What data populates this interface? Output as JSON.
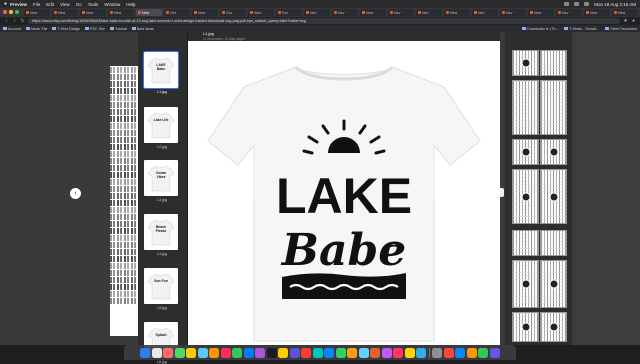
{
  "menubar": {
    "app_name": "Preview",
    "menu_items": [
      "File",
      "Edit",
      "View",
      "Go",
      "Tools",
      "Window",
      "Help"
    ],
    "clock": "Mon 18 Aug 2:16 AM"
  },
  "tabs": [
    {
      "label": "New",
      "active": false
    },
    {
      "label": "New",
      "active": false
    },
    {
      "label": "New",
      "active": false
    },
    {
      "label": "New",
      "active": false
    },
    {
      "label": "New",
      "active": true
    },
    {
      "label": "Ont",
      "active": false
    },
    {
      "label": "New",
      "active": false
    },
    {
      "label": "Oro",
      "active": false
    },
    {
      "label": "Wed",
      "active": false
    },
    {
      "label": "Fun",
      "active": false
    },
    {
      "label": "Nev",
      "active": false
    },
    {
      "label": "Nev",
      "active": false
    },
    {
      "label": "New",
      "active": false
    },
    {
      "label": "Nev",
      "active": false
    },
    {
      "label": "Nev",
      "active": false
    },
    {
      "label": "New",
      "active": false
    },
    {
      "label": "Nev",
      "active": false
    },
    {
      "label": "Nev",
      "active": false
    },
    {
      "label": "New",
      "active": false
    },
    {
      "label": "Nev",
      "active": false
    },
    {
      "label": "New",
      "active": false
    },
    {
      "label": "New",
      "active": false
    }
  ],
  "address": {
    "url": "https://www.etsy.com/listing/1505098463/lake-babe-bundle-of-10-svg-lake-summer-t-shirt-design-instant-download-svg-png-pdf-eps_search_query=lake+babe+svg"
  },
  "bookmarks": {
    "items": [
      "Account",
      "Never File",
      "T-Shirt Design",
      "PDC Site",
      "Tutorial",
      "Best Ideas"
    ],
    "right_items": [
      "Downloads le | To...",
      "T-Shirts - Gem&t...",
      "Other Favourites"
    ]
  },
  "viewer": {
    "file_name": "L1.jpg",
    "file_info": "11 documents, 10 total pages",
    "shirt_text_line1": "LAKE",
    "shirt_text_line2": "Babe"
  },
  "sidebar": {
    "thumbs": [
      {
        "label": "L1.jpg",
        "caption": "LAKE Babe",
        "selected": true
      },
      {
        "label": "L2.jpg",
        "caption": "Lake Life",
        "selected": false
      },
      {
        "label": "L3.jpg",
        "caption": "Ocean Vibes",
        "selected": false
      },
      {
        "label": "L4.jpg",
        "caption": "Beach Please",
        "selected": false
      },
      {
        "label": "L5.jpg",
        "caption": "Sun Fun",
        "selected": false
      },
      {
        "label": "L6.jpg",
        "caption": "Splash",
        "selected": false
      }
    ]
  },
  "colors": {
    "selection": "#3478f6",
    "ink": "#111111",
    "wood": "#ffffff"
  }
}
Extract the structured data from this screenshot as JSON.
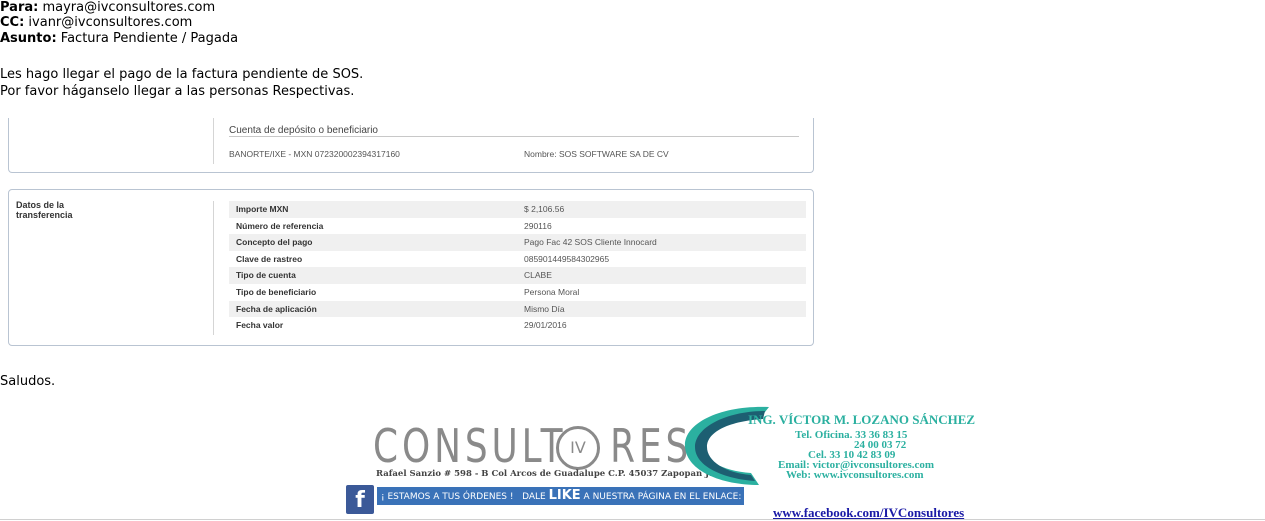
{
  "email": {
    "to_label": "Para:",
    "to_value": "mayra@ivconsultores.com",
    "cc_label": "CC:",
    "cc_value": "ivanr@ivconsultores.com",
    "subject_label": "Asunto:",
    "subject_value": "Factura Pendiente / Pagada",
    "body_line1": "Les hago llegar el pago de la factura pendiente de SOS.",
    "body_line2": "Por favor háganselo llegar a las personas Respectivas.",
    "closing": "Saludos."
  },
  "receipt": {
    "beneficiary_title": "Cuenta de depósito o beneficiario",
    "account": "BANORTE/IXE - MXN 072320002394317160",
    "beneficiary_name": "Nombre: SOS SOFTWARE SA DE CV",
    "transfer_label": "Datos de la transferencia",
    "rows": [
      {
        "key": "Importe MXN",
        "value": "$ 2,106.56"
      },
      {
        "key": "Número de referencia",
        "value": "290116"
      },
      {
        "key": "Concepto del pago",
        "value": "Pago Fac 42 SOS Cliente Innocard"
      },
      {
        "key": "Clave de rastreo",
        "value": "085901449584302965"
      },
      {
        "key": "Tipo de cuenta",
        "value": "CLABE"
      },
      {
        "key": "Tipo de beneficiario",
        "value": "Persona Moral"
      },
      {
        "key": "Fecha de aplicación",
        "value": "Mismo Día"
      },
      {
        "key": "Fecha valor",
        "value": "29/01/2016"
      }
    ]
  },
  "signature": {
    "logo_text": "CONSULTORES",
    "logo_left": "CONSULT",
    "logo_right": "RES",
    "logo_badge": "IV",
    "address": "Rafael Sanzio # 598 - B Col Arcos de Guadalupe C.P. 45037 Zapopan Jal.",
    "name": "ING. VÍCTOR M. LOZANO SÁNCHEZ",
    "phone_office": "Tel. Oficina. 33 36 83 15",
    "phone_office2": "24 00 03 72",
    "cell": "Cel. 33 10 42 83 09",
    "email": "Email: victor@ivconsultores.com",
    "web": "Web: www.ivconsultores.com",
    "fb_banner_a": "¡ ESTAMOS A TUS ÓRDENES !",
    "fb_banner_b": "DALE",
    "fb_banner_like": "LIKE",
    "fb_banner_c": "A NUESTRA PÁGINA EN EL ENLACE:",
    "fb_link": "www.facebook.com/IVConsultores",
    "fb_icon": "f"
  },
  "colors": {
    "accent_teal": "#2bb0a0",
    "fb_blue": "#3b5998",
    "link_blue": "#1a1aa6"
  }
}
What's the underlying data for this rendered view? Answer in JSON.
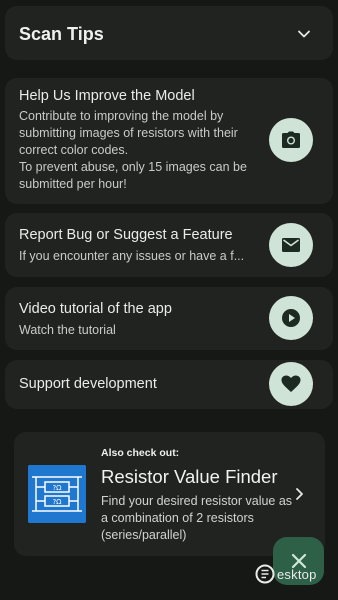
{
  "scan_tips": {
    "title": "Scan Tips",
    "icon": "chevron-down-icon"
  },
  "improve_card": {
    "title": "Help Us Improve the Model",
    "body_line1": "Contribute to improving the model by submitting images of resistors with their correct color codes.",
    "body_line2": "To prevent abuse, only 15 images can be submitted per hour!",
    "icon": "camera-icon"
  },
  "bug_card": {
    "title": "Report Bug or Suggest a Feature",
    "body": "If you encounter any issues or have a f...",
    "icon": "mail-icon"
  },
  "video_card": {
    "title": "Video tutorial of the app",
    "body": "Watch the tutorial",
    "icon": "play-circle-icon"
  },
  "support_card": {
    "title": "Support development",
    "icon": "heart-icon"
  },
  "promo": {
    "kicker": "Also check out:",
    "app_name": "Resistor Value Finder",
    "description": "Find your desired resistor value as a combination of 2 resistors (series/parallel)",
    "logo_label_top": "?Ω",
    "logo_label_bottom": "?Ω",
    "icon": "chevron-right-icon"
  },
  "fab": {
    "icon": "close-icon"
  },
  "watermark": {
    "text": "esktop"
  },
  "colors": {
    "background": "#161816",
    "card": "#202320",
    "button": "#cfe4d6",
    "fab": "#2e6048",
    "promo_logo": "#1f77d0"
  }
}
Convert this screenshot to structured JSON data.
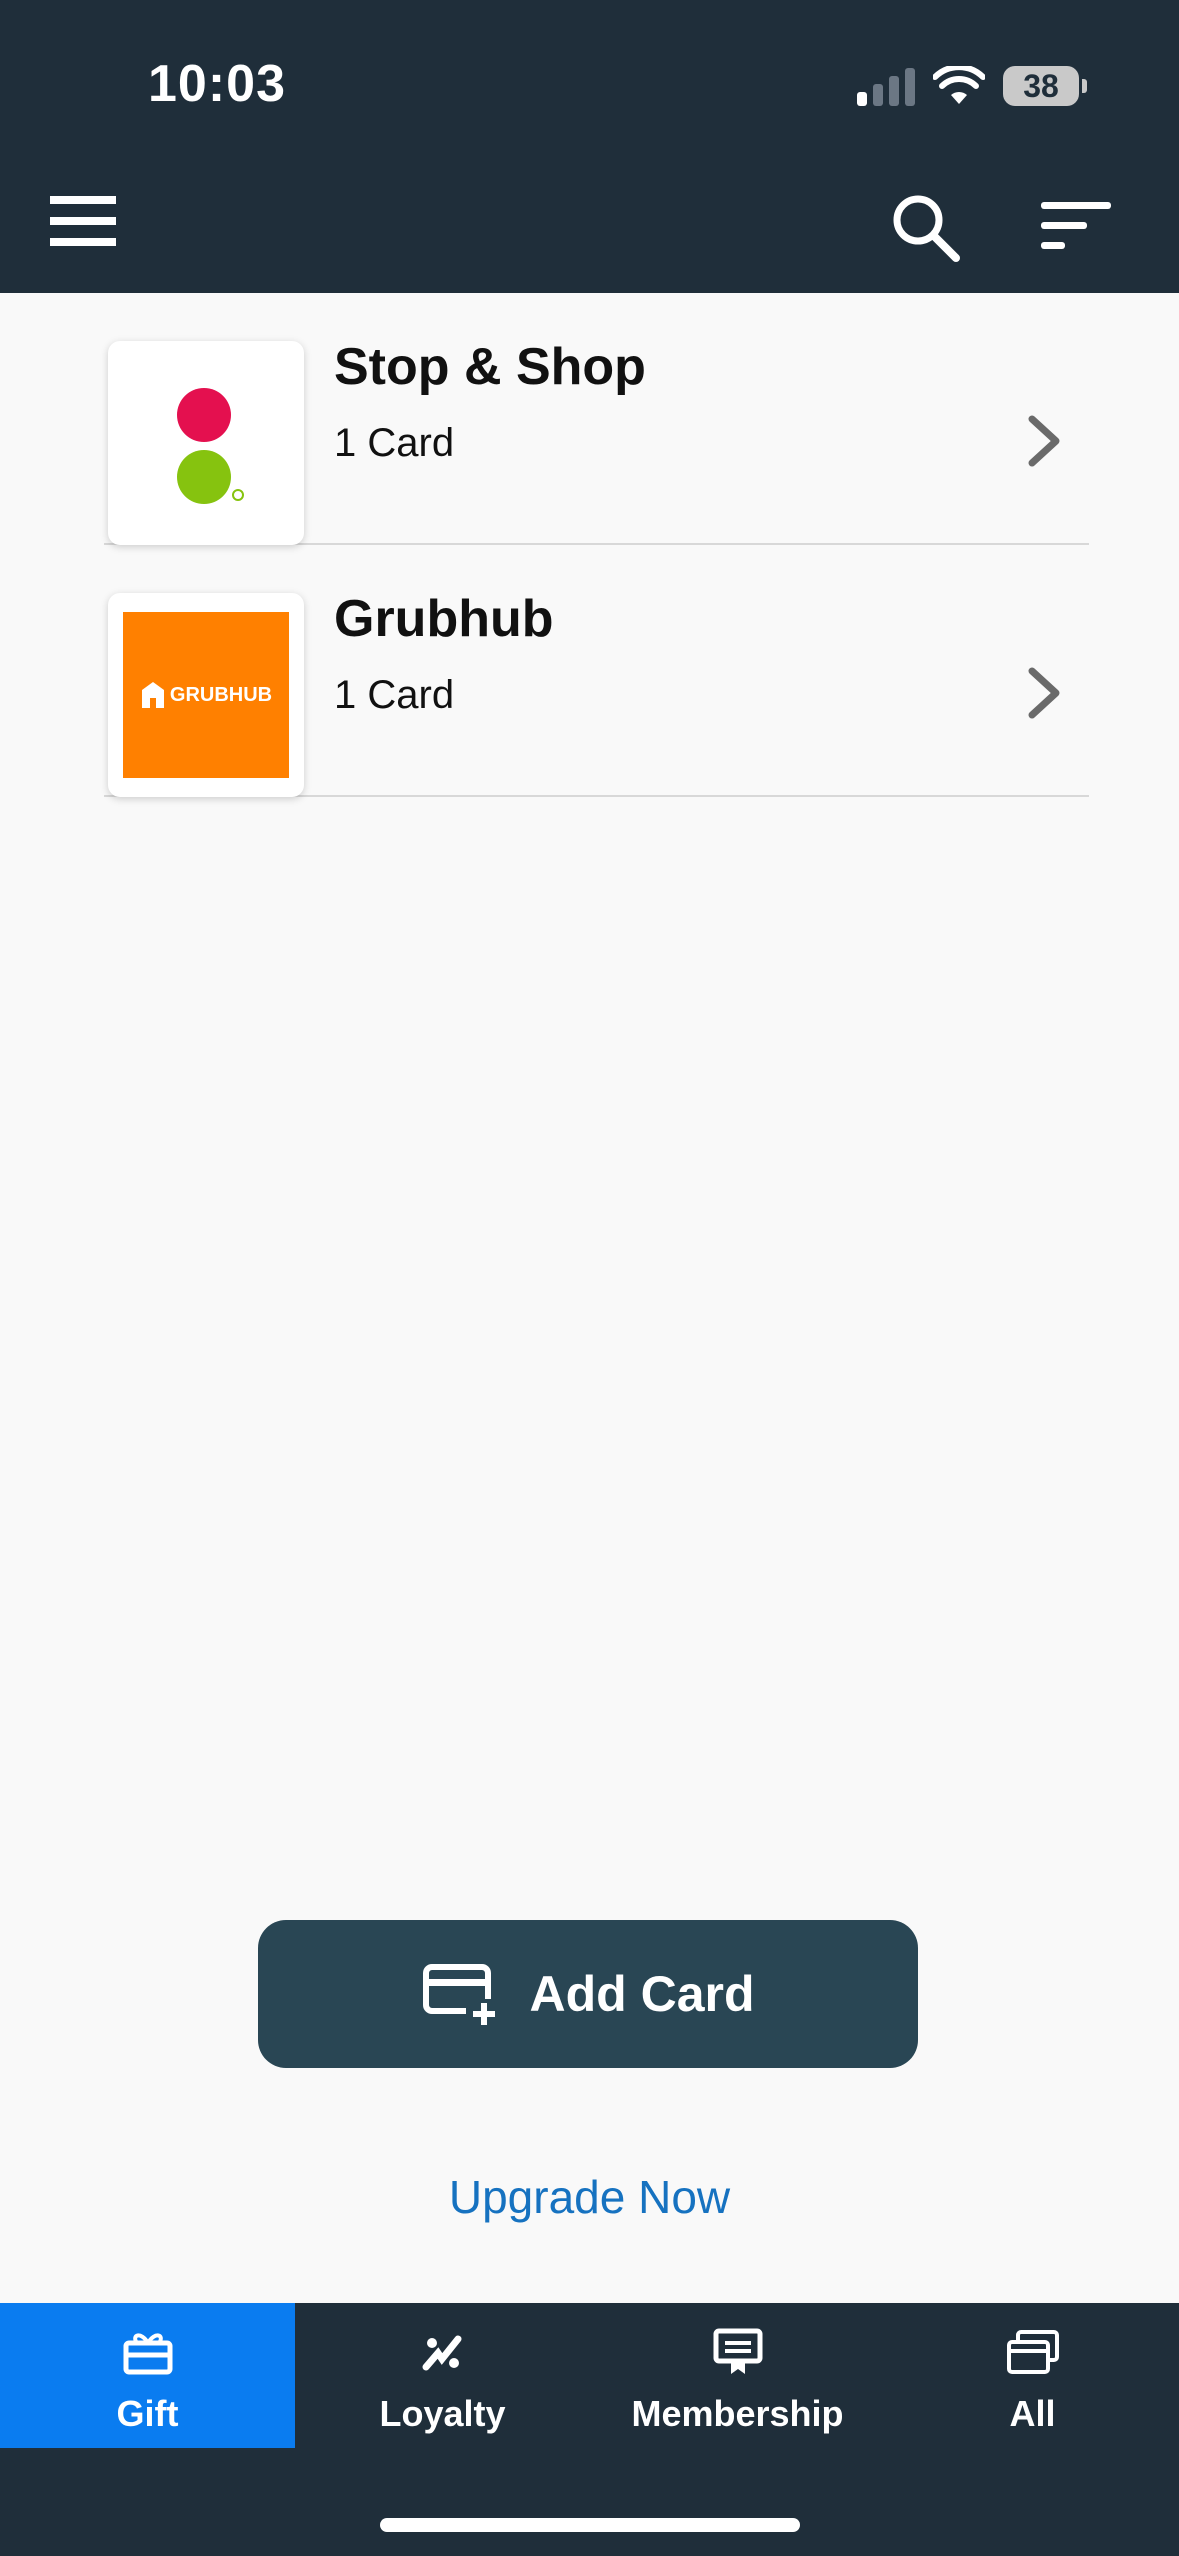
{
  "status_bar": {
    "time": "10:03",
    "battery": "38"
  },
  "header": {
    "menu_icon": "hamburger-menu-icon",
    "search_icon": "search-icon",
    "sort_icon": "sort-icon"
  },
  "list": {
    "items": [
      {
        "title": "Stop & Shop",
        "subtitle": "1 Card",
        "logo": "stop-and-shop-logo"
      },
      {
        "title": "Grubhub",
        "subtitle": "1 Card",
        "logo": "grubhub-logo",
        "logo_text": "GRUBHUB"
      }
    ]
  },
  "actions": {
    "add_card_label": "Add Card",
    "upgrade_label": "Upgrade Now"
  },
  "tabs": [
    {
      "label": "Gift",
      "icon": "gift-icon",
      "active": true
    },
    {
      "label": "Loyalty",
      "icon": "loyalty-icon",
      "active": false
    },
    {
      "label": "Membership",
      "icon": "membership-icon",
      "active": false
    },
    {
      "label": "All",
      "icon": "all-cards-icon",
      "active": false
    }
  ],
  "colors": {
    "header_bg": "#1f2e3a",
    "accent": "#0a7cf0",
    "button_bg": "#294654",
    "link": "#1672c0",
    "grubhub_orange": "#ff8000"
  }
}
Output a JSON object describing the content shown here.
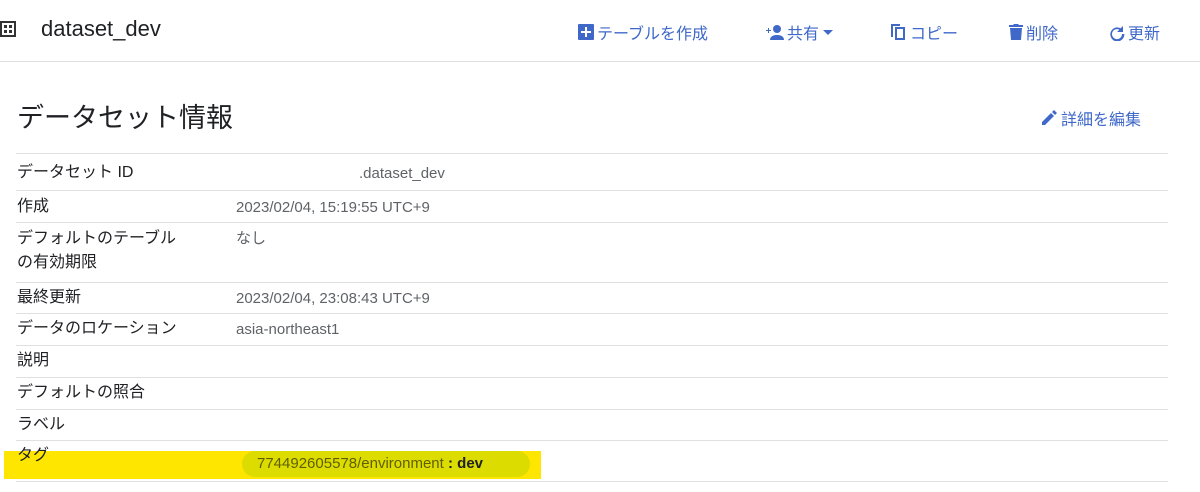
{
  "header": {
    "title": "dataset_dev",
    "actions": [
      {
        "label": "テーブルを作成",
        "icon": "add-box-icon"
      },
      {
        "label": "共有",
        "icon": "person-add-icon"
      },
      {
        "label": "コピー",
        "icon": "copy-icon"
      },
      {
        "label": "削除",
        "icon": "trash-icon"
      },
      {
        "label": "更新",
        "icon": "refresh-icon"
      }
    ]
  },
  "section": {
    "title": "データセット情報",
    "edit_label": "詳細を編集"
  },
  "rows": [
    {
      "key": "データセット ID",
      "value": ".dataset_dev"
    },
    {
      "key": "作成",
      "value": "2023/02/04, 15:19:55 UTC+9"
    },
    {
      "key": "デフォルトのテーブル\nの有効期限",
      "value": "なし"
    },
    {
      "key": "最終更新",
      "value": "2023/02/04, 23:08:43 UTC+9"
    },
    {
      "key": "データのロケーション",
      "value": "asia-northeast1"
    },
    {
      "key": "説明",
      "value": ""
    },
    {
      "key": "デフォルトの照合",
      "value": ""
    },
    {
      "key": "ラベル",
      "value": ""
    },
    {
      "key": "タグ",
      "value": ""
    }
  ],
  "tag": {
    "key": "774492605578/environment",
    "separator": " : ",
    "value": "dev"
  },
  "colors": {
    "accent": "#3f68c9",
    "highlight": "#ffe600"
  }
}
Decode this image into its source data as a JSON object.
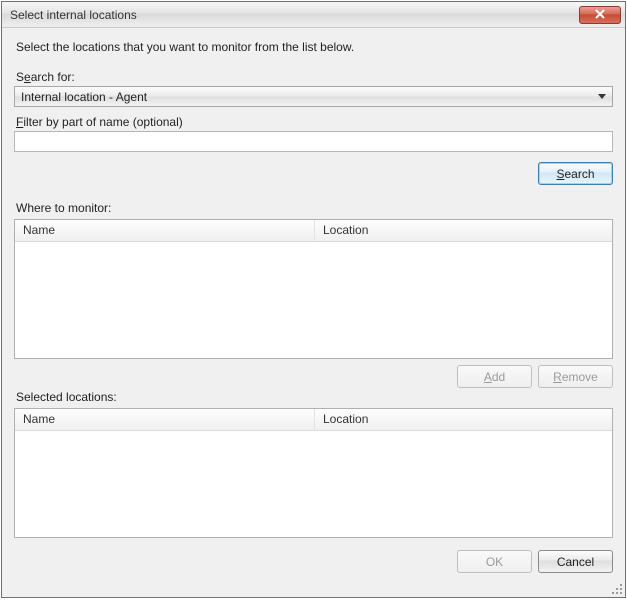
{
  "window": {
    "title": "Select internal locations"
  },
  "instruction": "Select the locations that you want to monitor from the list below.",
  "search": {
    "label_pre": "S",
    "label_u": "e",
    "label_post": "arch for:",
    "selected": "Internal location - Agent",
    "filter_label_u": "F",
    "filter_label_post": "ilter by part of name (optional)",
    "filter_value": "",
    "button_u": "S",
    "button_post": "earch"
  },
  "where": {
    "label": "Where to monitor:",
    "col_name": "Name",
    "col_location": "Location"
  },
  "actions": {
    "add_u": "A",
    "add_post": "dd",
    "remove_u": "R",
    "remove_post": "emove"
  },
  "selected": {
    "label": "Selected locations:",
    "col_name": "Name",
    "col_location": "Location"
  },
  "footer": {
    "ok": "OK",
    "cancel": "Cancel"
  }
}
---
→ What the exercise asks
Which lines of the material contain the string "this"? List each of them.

→ Your solution
What data populates this interface? Output as JSON.
Extract the structured data from this screenshot as JSON.
What's the underlying data for this rendered view? Answer in JSON.
Convert this screenshot to structured JSON data.
Decode this image into its source data as a JSON object.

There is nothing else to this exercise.